_ASSIGNMENT_
Nothing but the records themselves, exactly as written and free of pictures, should appear in your response.

_Data records_
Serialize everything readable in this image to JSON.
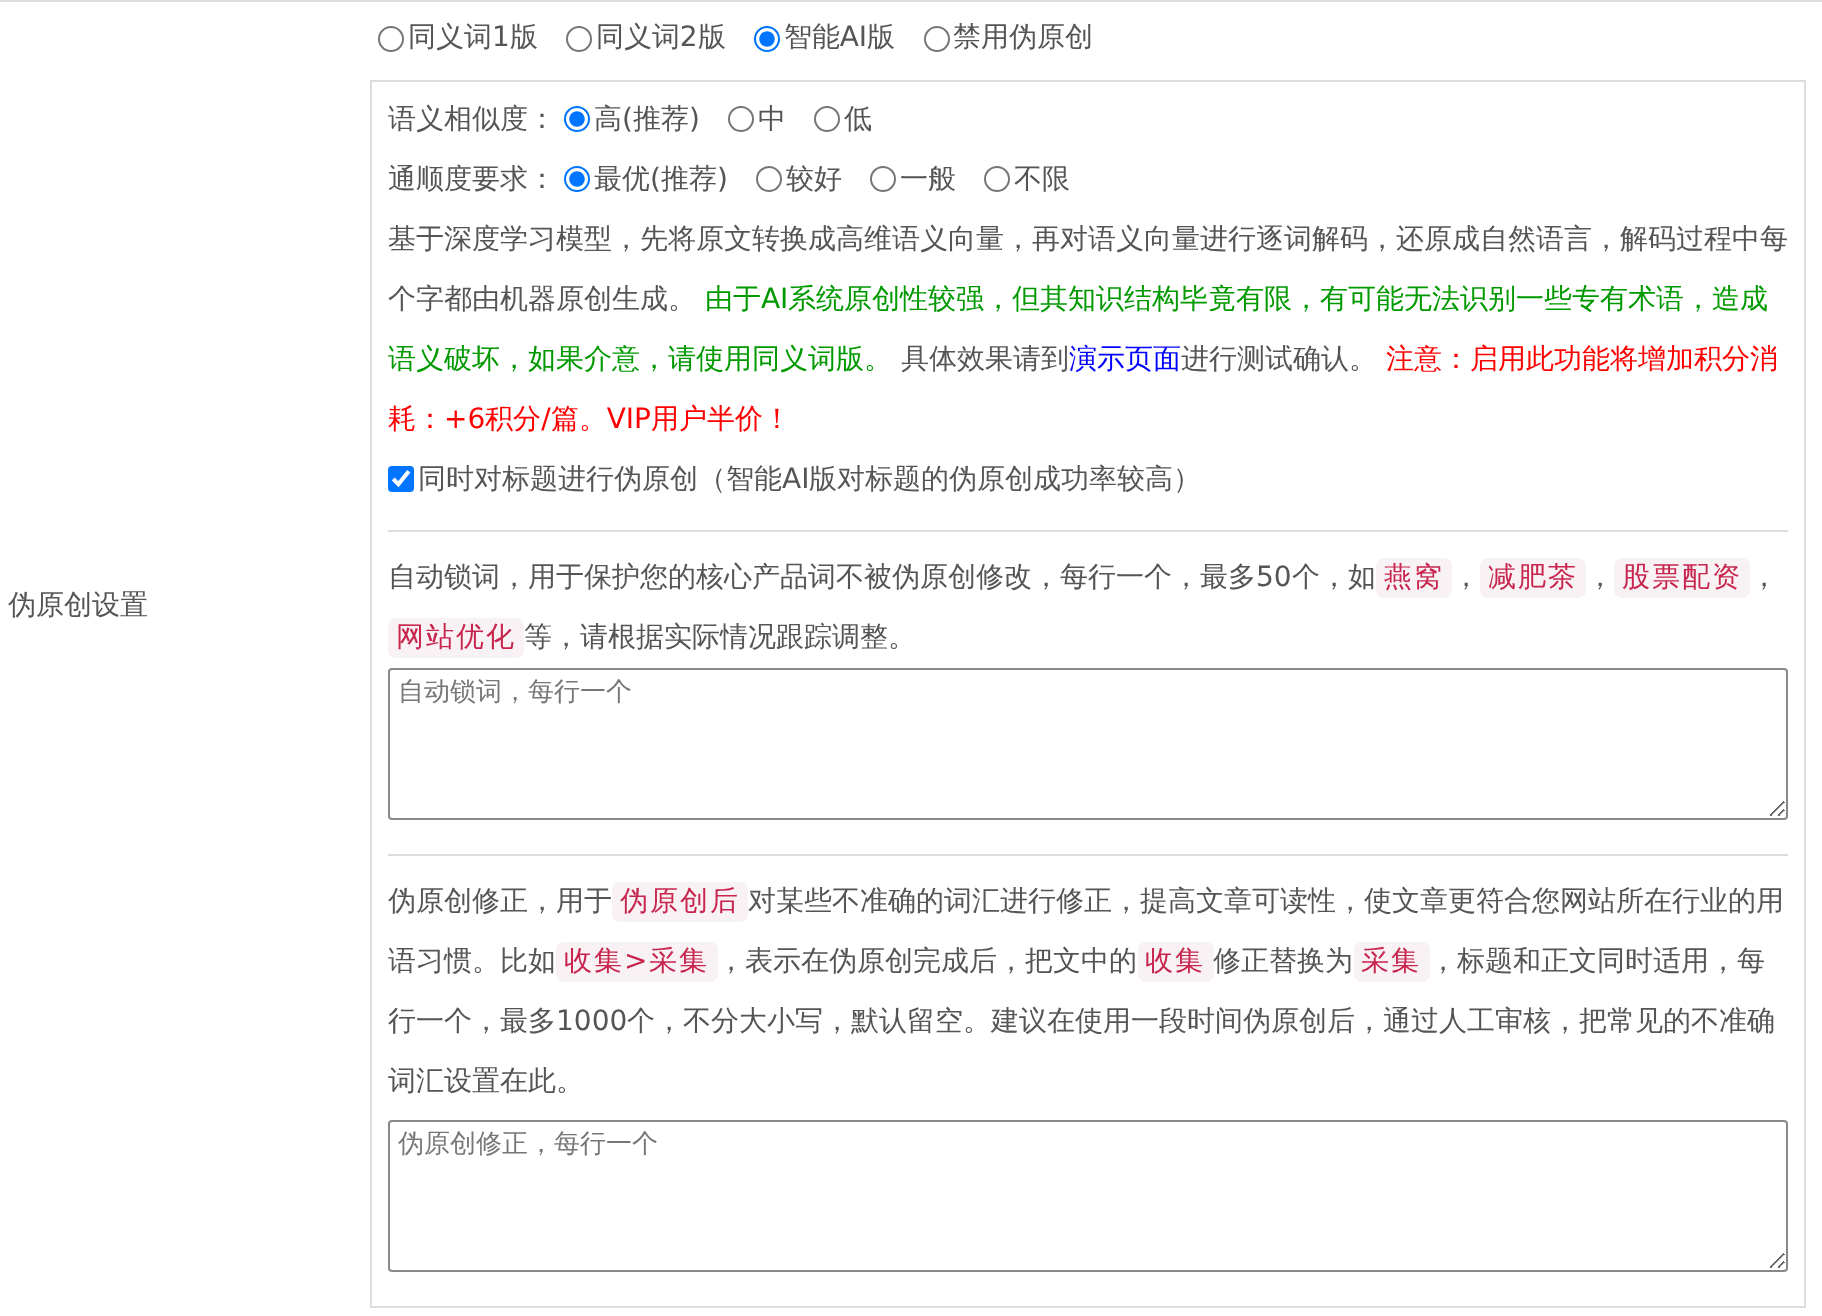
{
  "mode_options": [
    {
      "label": "同义词1版",
      "selected": false
    },
    {
      "label": "同义词2版",
      "selected": false
    },
    {
      "label": "智能AI版",
      "selected": true
    },
    {
      "label": "禁用伪原创",
      "selected": false
    }
  ],
  "ai_settings": {
    "rows": [
      {
        "label": "语义相似度：",
        "options": [
          {
            "label": "高(推荐)",
            "selected": true
          },
          {
            "label": "中",
            "selected": false
          },
          {
            "label": "低",
            "selected": false
          }
        ]
      },
      {
        "label": "通顺度要求：",
        "options": [
          {
            "label": "最优(推荐)",
            "selected": true
          },
          {
            "label": "较好",
            "selected": false
          },
          {
            "label": "一般",
            "selected": false
          },
          {
            "label": "不限",
            "selected": false
          }
        ]
      }
    ],
    "description": [
      {
        "kind": "plain",
        "text": "基于深度学习模型，先将原文转换成高维语义向量，再对语义向量进行逐词解码，还原成自然语言，解码过程中每个字都由机器原创生成。 "
      },
      {
        "kind": "green",
        "text": "由于AI系统原创性较强，但其知识结构毕竟有限，有可能无法识别一些专有术语，造成语义破坏，如果介意，请使用同义词版。"
      },
      {
        "kind": "plain",
        "text": " 具体效果请到"
      },
      {
        "kind": "link",
        "text": "演示页面"
      },
      {
        "kind": "plain",
        "text": "进行测试确认。 "
      },
      {
        "kind": "red",
        "text": "注意：启用此功能将增加积分消耗：+6积分/篇。VIP用户半价！"
      }
    ],
    "title_checkbox": {
      "label": "同时对标题进行伪原创（智能AI版对标题的伪原创成功率较高）",
      "checked": true
    }
  },
  "side_label": "伪原创设置",
  "lock_words": {
    "description": [
      {
        "kind": "plain",
        "text": "自动锁词，用于保护您的核心产品词不被伪原创修改，每行一个，最多50个，如"
      },
      {
        "kind": "code",
        "text": "燕窝"
      },
      {
        "kind": "plain",
        "text": "，"
      },
      {
        "kind": "code",
        "text": "减肥茶"
      },
      {
        "kind": "plain",
        "text": "，"
      },
      {
        "kind": "code",
        "text": "股票配资"
      },
      {
        "kind": "plain",
        "text": "，"
      },
      {
        "kind": "code",
        "text": "网站优化"
      },
      {
        "kind": "plain",
        "text": "等，请根据实际情况跟踪调整。"
      }
    ],
    "placeholder": "自动锁词，每行一个"
  },
  "corrections": {
    "description": [
      {
        "kind": "plain",
        "text": "伪原创修正，用于"
      },
      {
        "kind": "code",
        "text": "伪原创后"
      },
      {
        "kind": "plain",
        "text": "对某些不准确的词汇进行修正，提高文章可读性，使文章更符合您网站所在行业的用语习惯。比如"
      },
      {
        "kind": "code",
        "text": "收集>采集"
      },
      {
        "kind": "plain",
        "text": "，表示在伪原创完成后，把文中的"
      },
      {
        "kind": "code",
        "text": "收集"
      },
      {
        "kind": "plain",
        "text": "修正替换为"
      },
      {
        "kind": "code",
        "text": "采集"
      },
      {
        "kind": "plain",
        "text": "，标题和正文同时适用，每行一个，最多1000个，不分大小写，默认留空。建议在使用一段时间伪原创后，通过人工审核，把常见的不准确词汇设置在此。"
      }
    ],
    "placeholder": "伪原创修正，每行一个"
  }
}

_EXERCISE SOLUTION_
Serialize everything readable in this image to JSON.
{
  "mode_options": [
    {
      "label": "同义词1版",
      "selected": false
    },
    {
      "label": "同义词2版",
      "selected": false
    },
    {
      "label": "智能AI版",
      "selected": true
    },
    {
      "label": "禁用伪原创",
      "selected": false
    }
  ],
  "ai_settings": {
    "rows": [
      {
        "label": "语义相似度：",
        "options": [
          {
            "label": "高(推荐)",
            "selected": true
          },
          {
            "label": "中",
            "selected": false
          },
          {
            "label": "低",
            "selected": false
          }
        ]
      },
      {
        "label": "通顺度要求：",
        "options": [
          {
            "label": "最优(推荐)",
            "selected": true
          },
          {
            "label": "较好",
            "selected": false
          },
          {
            "label": "一般",
            "selected": false
          },
          {
            "label": "不限",
            "selected": false
          }
        ]
      }
    ],
    "description": [
      {
        "kind": "plain",
        "text": "基于深度学习模型，先将原文转换成高维语义向量，再对语义向量进行逐词解码，还原成自然语言，解码过程中每个字都由机器原创生成。 "
      },
      {
        "kind": "green",
        "text": "由于AI系统原创性较强，但其知识结构毕竟有限，有可能无法识别一些专有术语，造成语义破坏，如果介意，请使用同义词版。"
      },
      {
        "kind": "plain",
        "text": " 具体效果请到"
      },
      {
        "kind": "link",
        "text": "演示页面"
      },
      {
        "kind": "plain",
        "text": "进行测试确认。 "
      },
      {
        "kind": "red",
        "text": "注意：启用此功能将增加积分消耗：+6积分/篇。VIP用户半价！"
      }
    ],
    "title_checkbox": {
      "label": "同时对标题进行伪原创（智能AI版对标题的伪原创成功率较高）",
      "checked": true
    }
  },
  "side_label": "伪原创设置",
  "lock_words": {
    "description": [
      {
        "kind": "plain",
        "text": "自动锁词，用于保护您的核心产品词不被伪原创修改，每行一个，最多50个，如"
      },
      {
        "kind": "code",
        "text": "燕窝"
      },
      {
        "kind": "plain",
        "text": "，"
      },
      {
        "kind": "code",
        "text": "减肥茶"
      },
      {
        "kind": "plain",
        "text": "，"
      },
      {
        "kind": "code",
        "text": "股票配资"
      },
      {
        "kind": "plain",
        "text": "，"
      },
      {
        "kind": "code",
        "text": "网站优化"
      },
      {
        "kind": "plain",
        "text": "等，请根据实际情况跟踪调整。"
      }
    ],
    "placeholder": "自动锁词，每行一个"
  },
  "corrections": {
    "description": [
      {
        "kind": "plain",
        "text": "伪原创修正，用于"
      },
      {
        "kind": "code",
        "text": "伪原创后"
      },
      {
        "kind": "plain",
        "text": "对某些不准确的词汇进行修正，提高文章可读性，使文章更符合您网站所在行业的用语习惯。比如"
      },
      {
        "kind": "code",
        "text": "收集>采集"
      },
      {
        "kind": "plain",
        "text": "，表示在伪原创完成后，把文中的"
      },
      {
        "kind": "code",
        "text": "收集"
      },
      {
        "kind": "plain",
        "text": "修正替换为"
      },
      {
        "kind": "code",
        "text": "采集"
      },
      {
        "kind": "plain",
        "text": "，标题和正文同时适用，每行一个，最多1000个，不分大小写，默认留空。建议在使用一段时间伪原创后，通过人工审核，把常见的不准确词汇设置在此。"
      }
    ],
    "placeholder": "伪原创修正，每行一个"
  }
}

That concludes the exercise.